In this case, the woman was only 23 weeks of gestation at the time of diagnosis of the umbilical cord prolapse. The unique feature of this case was the additional complication of previous uterine surgery for Asherman's Syndrome and attendant risk of placenta accreta.

On literature review only one case of fetal survival after cord prolapse for more than three days is reported.4 In that case, caesarean section was performed at 23+5 weeks following premature uterine contractions and detection of severe variable decelerations on cardiotocography. The baby survived and no long term complications were noted after an eight month follow up period. Another case report described an interval of seven days between diagnosis of cord prolapse and delivery but with subsequent neonatal death at 10 hours of age due to intraventricular haemorrhage.5 To our knowledge, our case reports the longest length of time (three weeks) of conservative management for cord prolapse, resulting in fetal survival.

In a retrospective study of 132 cases examining the mortality and morbidity associated with cord prolapse, neonatal condition, as assessed by Apgar scores and cord blood gas analysis, was not obviously influenced by the time interval between diagnosis of cord prolapse and delivery.6 Fetal mortality was attributed to prematurity and congenital anomalies, rather than birth asphyxia. In another review of 65 cases of cord prolapse, the asphyxiated neonate was found to have a shorter than average time from diagnosis to delivery, suggesting that the time from diagnosis to delivery may not be the only determinant of fetal outcome.7

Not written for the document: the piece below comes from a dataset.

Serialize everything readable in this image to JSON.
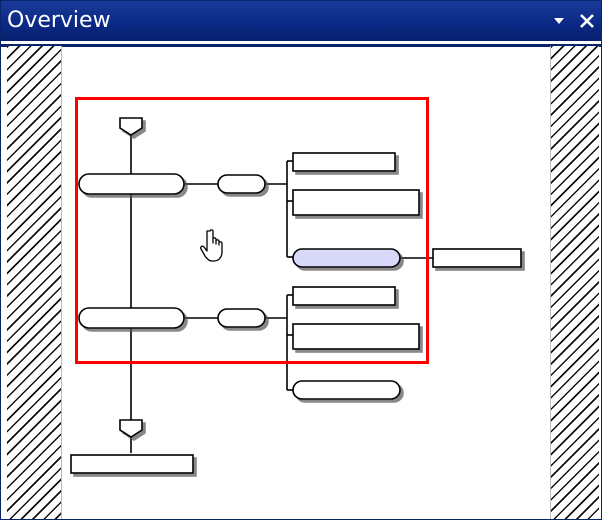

A number of manoeuvres are described to reduce the risk of cord compression including manual elevation of the presenting part off the cord, tocolysis, bladder filling, placing the patient in the knee–chest position and funic reduction.4,5 These manoeuvres were not attempted in our case. The extreme prematurity and low birthweight may have resulted in less cord compression, minimising asphyxia and improving fetal outcome, as has been suggested in previous reports.8 Despite the potential risk of cord spasm, in our patient, digital replacement of the cord following prolapse outside of the vagina appeared to have no immediate adverse effects on the cord or the fetus. In our situation, avoidance of cardiotocography was deliberate as variable fetal heart rate decelerations or bradycardia at this early gestation might prompt unwarranted early delivery.

At 26 weeks of gestation, the fetal survival rate is considerably increased and disability rate decreased when compared with infants delivered at 23 weeks of gestation. In this case, despite a prolonged period of cord prolapse, fetal survival was achieved. In addition, there was no evidence of placenta accreta at delivery and the uterus was preserved. Conservative management allowed delivery at a gestation that was more likely associated with favourable fetal outcome. However, ongoing paediatric review will be required to assess the long term effects on the infant of this unusual course of events.

Accepted 12 March 2004